It may have been surpassed by ice hockey as the nation’s favourite sport, but football and the Czech Republic have a whole lot of history, going all the way back to a 1-1 draw with Hungary in 1906. The team was called Bohemia then, but with independence came footballing independence and a whole lot of glory. Czechoslovakia were losing World Cup finalists in 1934 and 1962, going one better and winning the European Championships in 1976. Being the capital and biggest city Prague had a whole lot of input in these successes, and the city predictably dominated the Czechoslovak First League.
47 out of 67 Czechoslovak championships were won by clubs from Prague, with Sparta leading the way with a remarkable 21 titles. When the Velvet Divorce came in 1993 Prague clubs continued their stranglehold on Czech championships, with nine of the first 10 being won by capital clubs. The football riches have begun to spread throughout the country with titles being won by clubs in Liberec, Plzen and Ostrava, but Prague still acts as the traditional centre of power in Czech football.

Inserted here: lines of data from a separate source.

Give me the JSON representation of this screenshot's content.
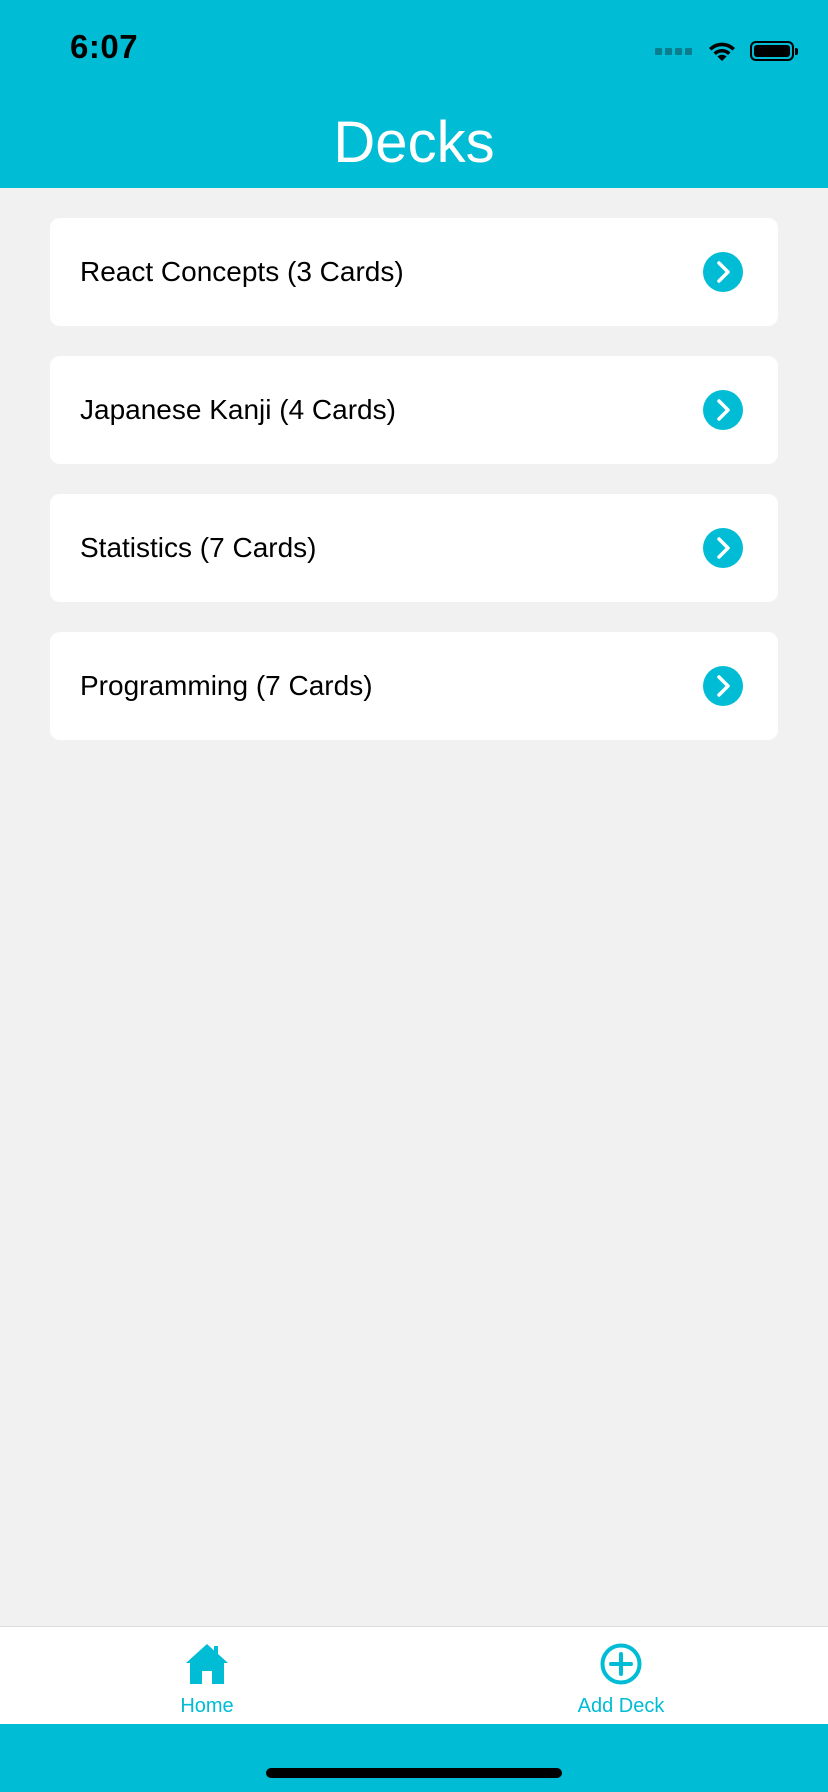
{
  "status_bar": {
    "time": "6:07"
  },
  "header": {
    "title": "Decks"
  },
  "decks": [
    {
      "label": "React Concepts (3 Cards)",
      "icon": "chevron-right-circle-icon"
    },
    {
      "label": "Japanese Kanji (4 Cards)",
      "icon": "chevron-right-circle-icon"
    },
    {
      "label": "Statistics (7 Cards)",
      "icon": "chevron-right-circle-icon"
    },
    {
      "label": "Programming (7 Cards)",
      "icon": "chevron-right-circle-icon"
    }
  ],
  "tabbar": {
    "home": {
      "label": "Home",
      "icon": "home-icon"
    },
    "add_deck": {
      "label": "Add Deck",
      "icon": "plus-circle-icon"
    }
  },
  "colors": {
    "accent": "#00bcd4",
    "background": "#f1f1f1",
    "card": "#ffffff"
  }
}
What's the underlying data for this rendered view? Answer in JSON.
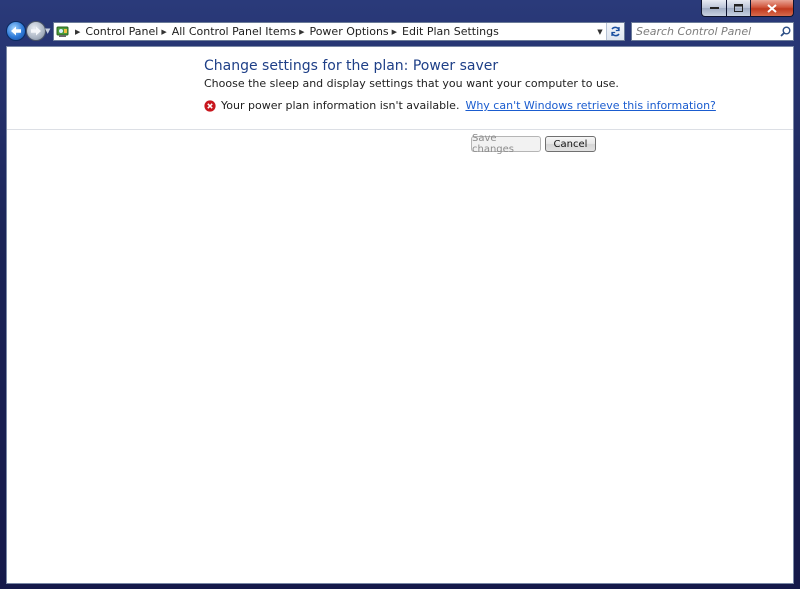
{
  "window": {
    "caption_buttons": {
      "minimize": "minimize-icon",
      "maximize": "maximize-icon",
      "close": "close-icon"
    }
  },
  "navigation": {
    "back_icon": "back-arrow-icon",
    "forward_icon": "forward-arrow-icon"
  },
  "address_bar": {
    "icon": "control-panel-icon",
    "breadcrumbs": [
      "Control Panel",
      "All Control Panel Items",
      "Power Options",
      "Edit Plan Settings"
    ]
  },
  "search": {
    "placeholder": "Search Control Panel"
  },
  "main": {
    "title": "Change settings for the plan: Power saver",
    "description": "Choose the sleep and display settings that you want your computer to use.",
    "error_message": "Your power plan information isn't available.",
    "help_link": "Why can't Windows retrieve this information?"
  },
  "buttons": {
    "save_label": "Save changes",
    "save_enabled": false,
    "cancel_label": "Cancel"
  },
  "colors": {
    "title": "#1e3f87",
    "link": "#1a5ccf",
    "error": "#c8161d",
    "frame": "#1b2457"
  }
}
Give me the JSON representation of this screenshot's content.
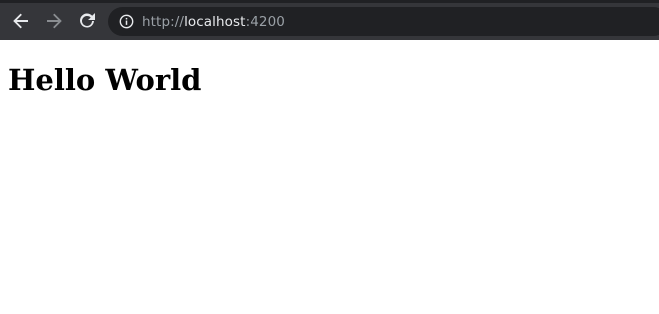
{
  "browser": {
    "toolbar_color": "#35363a",
    "omnibox_color": "#202124",
    "icons": [
      "back-arrow-icon",
      "forward-arrow-icon",
      "reload-icon",
      "info-icon"
    ],
    "address_bar": {
      "scheme": "http://",
      "host": "localhost",
      "port": ":4200"
    }
  },
  "page": {
    "heading": "Hello World",
    "background": "#ffffff"
  }
}
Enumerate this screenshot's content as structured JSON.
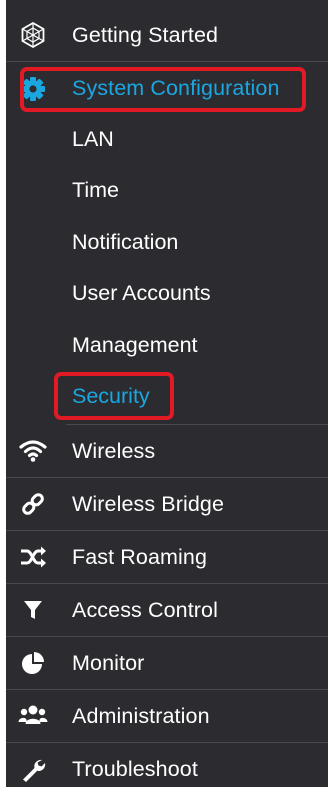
{
  "nav": {
    "getting_started": {
      "label": "Getting Started",
      "icon": "globe-icon"
    },
    "system_configuration": {
      "label": "System Configuration",
      "icon": "gear-icon",
      "subitems": [
        {
          "label": "LAN"
        },
        {
          "label": "Time"
        },
        {
          "label": "Notification"
        },
        {
          "label": "User Accounts"
        },
        {
          "label": "Management"
        },
        {
          "label": "Security"
        }
      ]
    },
    "wireless": {
      "label": "Wireless",
      "icon": "wifi-icon"
    },
    "wireless_bridge": {
      "label": "Wireless Bridge",
      "icon": "link-icon"
    },
    "fast_roaming": {
      "label": "Fast Roaming",
      "icon": "shuffle-icon"
    },
    "access_control": {
      "label": "Access Control",
      "icon": "filter-icon"
    },
    "monitor": {
      "label": "Monitor",
      "icon": "pie-chart-icon"
    },
    "administration": {
      "label": "Administration",
      "icon": "users-icon"
    },
    "troubleshoot": {
      "label": "Troubleshoot",
      "icon": "wrench-icon"
    }
  },
  "colors": {
    "sidebar_bg": "#2c2c30",
    "text": "#ffffff",
    "active_text": "#1aa7e1",
    "highlight_border": "#e21a25"
  }
}
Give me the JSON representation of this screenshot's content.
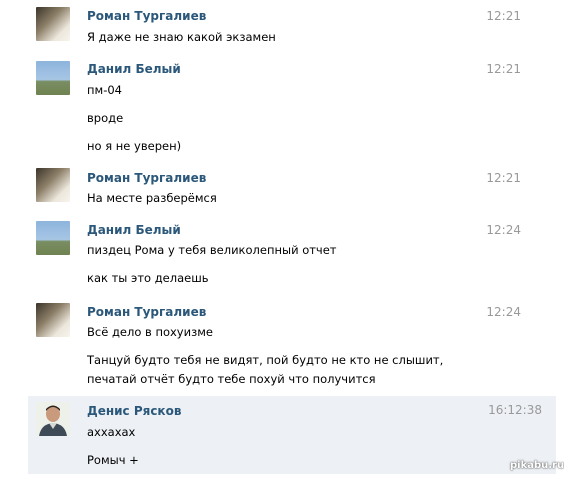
{
  "messages": [
    {
      "author": "Роман Тургалиев",
      "time": "12:21",
      "avatar": "roman-avatar",
      "lines": [
        "Я даже не знаю какой экзамен"
      ]
    },
    {
      "author": "Данил Белый",
      "time": "12:21",
      "avatar": "danil-avatar",
      "lines": [
        "пм-04",
        "вроде",
        "но я не уверен)"
      ]
    },
    {
      "author": "Роман Тургалиев",
      "time": "12:21",
      "avatar": "roman-avatar",
      "lines": [
        "На месте разберёмся"
      ]
    },
    {
      "author": "Данил Белый",
      "time": "12:24",
      "avatar": "danil-avatar",
      "lines": [
        "пиздец Рома у тебя великолепный отчет",
        "как ты это делаешь"
      ]
    },
    {
      "author": "Роман Тургалиев",
      "time": "12:24",
      "avatar": "roman-avatar",
      "lines": [
        "Всё дело в похуизме",
        "Танцуй будто тебя не видят, пой будто не кто не слышит,",
        "печатай отчёт будто тебе похуй что получится"
      ]
    },
    {
      "author": "Денис Рясков",
      "time": "16:12:38",
      "avatar": "denis-avatar",
      "lines": [
        "аххахах",
        "Ромыч +"
      ]
    }
  ],
  "watermark": "pikabu.ru",
  "colors": {
    "author": "#2b587a",
    "time": "#999999",
    "highlight": "#edf1f5"
  }
}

Whilst there are a whole host of clubs in Prague itself (14 at last count), only five of these have consistently performed in the upper reaches of Czech football since the demise of Czechoslovakia. If you’re looking to take in a bit of football culture whilst in the city we wholeheartedly recommend checking out one of these five, unless you’re more of a Sunday shirts and skins type. Sparta and Slavia are the two true powerhouses, Bohemians 1905 the scrappy underdog, Viktoria Žižkov the resigned elder statesman and Dukla the former leader experiencing something of a renaissance. Confused? Let us explain in a little more detail.
AC Sparta PragueChances are if the casual European football fan knows one side from the Czech Republic, it’ll be Sparta Prague. With 21 Czechoslovak championships and eight of the first 10 Czech titles safely in its trophy cabinet, Sparta are the Prague club with the biggest continental reach by some way. It helps that well-known modern names such as Tomáš Rosicky, Petr Čech, Karel Poborský and Patrik Berger (among others) all became stars here.
Sparta itself came into being way back in 1893, when a group of young lads decided the time was right to set up a sports club. The club are now famous for wearing redcurrant shirts, and for that we have English club Arsenal FC to thank. Sparta actually wore black up until 1906, at which point then-club president Dr. Petřik saw the Gunners play on a tour of the United Kingdom. If it worked for Arsenal it could work for Sparta, and from that point on variants of red and white were the colours of the club.
The side in redcurrant simply dominated Czechoslovak football, winning the Czechoslovak league a whopping 21 times (including eight championships out of the last 10). This domination continued in the Czech league, where Iron Sparta won seven of the first eight titles. Sparta are that club, the one that is always there or thereabouts at the top of the league. They play their home games at the Generali Stadium (known informally as Stadion Letna). The Sparta women’s team has been even more dominant in recent times - it won every league title between 2005 and 2013 for example.